ABOUT THIS TASK:
Gather each line containing the string "data" from these entries.

INFORMATION PROVIDED:
-- Opening Marker --

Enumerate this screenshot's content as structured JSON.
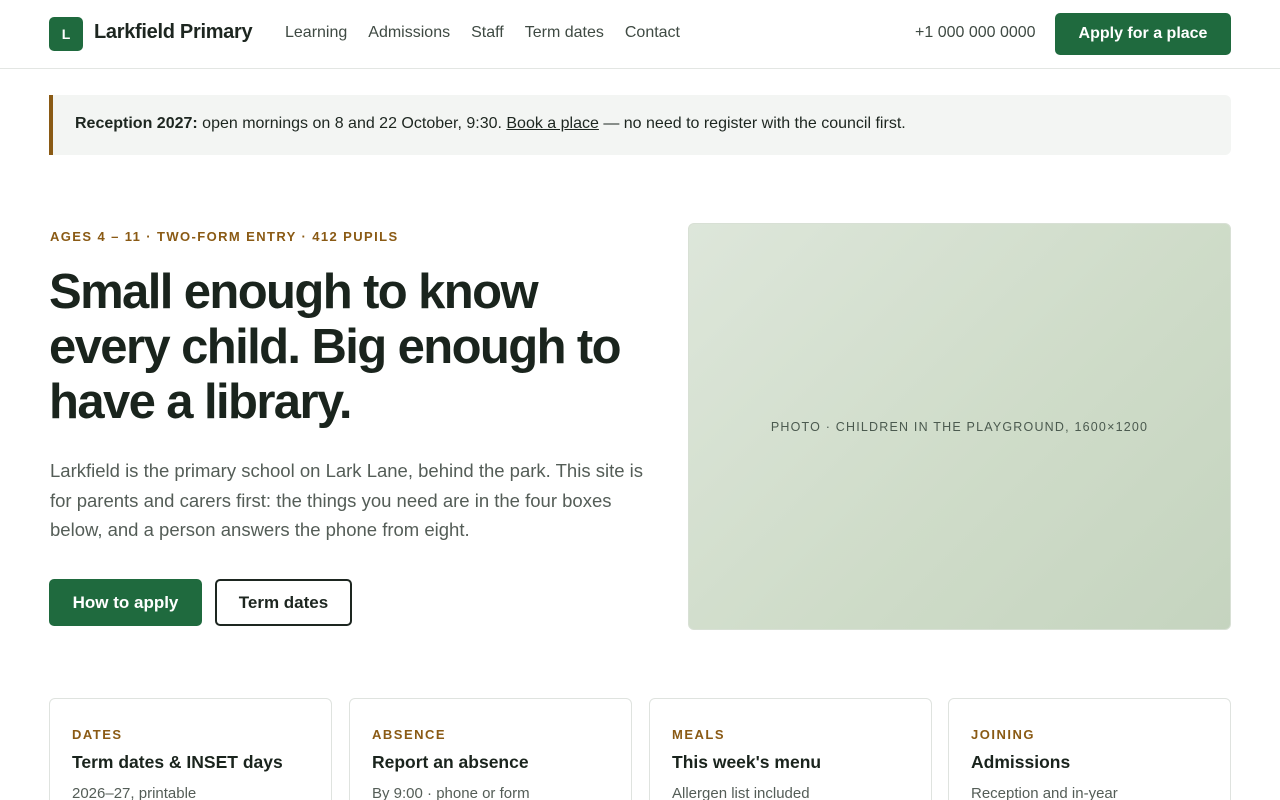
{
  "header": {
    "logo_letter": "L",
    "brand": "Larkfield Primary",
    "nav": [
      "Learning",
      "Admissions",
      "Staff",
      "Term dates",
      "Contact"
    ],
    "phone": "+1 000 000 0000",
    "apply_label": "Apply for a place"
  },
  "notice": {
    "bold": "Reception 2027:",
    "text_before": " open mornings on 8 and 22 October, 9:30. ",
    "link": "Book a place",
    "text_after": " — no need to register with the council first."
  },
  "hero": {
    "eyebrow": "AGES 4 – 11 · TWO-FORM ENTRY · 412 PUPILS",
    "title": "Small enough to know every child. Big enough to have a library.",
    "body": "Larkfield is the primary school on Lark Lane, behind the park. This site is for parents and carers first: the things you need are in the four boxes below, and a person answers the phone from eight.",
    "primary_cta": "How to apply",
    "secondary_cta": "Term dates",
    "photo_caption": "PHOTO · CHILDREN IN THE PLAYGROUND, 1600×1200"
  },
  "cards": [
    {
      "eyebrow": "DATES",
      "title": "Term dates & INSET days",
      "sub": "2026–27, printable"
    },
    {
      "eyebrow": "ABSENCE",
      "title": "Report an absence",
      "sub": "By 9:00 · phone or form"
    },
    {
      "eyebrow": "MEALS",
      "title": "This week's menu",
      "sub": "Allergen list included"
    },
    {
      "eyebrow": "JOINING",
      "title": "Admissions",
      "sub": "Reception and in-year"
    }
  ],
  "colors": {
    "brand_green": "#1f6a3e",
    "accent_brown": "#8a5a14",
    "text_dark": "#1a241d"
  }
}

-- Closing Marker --
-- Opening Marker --

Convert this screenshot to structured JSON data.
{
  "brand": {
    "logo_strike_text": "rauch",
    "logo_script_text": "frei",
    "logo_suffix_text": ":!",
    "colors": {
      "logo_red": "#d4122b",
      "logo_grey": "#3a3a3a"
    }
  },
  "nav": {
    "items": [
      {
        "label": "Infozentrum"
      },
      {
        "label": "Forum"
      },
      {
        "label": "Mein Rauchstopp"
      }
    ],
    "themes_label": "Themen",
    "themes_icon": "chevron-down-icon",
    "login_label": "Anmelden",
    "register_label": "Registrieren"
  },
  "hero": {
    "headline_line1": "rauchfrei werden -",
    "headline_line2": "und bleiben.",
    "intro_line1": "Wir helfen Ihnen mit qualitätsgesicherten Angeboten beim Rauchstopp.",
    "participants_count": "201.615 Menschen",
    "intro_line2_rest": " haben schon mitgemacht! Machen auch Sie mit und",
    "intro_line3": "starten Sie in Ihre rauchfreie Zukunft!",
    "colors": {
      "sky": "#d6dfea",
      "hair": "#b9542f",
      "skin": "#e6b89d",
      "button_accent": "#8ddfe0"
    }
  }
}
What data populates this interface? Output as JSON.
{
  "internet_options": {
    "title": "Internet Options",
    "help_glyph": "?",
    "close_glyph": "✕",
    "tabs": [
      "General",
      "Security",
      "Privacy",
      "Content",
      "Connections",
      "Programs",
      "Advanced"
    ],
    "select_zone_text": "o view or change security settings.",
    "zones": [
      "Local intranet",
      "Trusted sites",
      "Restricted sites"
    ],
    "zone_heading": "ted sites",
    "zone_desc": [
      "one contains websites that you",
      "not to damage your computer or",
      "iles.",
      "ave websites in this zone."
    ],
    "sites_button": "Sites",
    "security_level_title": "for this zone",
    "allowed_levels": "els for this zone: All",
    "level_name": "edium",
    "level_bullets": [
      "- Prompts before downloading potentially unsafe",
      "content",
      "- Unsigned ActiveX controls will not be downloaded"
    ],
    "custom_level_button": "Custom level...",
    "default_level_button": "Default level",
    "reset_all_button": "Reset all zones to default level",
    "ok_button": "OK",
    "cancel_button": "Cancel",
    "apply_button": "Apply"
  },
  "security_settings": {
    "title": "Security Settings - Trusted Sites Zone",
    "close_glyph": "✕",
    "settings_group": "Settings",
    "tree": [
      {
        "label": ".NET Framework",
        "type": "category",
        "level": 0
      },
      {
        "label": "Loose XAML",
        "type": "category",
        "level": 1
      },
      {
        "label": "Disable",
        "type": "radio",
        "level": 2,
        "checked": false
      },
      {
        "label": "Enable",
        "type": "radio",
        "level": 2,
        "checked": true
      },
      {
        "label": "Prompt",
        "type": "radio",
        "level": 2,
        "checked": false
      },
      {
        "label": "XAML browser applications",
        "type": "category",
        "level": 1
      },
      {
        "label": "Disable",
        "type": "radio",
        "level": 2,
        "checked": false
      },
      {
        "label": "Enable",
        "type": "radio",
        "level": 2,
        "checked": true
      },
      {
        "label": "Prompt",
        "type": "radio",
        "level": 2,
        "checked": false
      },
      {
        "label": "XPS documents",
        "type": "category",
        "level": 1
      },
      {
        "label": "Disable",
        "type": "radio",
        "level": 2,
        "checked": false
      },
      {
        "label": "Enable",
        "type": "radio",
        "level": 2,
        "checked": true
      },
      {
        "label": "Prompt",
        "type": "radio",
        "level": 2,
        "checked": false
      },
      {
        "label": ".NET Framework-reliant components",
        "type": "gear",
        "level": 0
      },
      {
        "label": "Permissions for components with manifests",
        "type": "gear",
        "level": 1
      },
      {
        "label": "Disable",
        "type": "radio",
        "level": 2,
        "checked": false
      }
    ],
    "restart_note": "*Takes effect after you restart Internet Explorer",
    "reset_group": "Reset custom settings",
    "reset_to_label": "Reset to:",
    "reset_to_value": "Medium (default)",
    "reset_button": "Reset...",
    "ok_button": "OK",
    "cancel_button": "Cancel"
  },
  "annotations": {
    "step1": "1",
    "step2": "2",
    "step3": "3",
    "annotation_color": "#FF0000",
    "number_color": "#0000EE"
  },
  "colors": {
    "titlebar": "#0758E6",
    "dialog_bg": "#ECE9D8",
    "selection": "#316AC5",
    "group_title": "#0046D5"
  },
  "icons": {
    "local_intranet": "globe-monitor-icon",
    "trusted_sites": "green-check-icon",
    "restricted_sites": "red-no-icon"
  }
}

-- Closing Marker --

OUTPUT OF THE EXERCISE:
Convert this screenshot to structured JSON data.
What data populates this interface? Output as JSON.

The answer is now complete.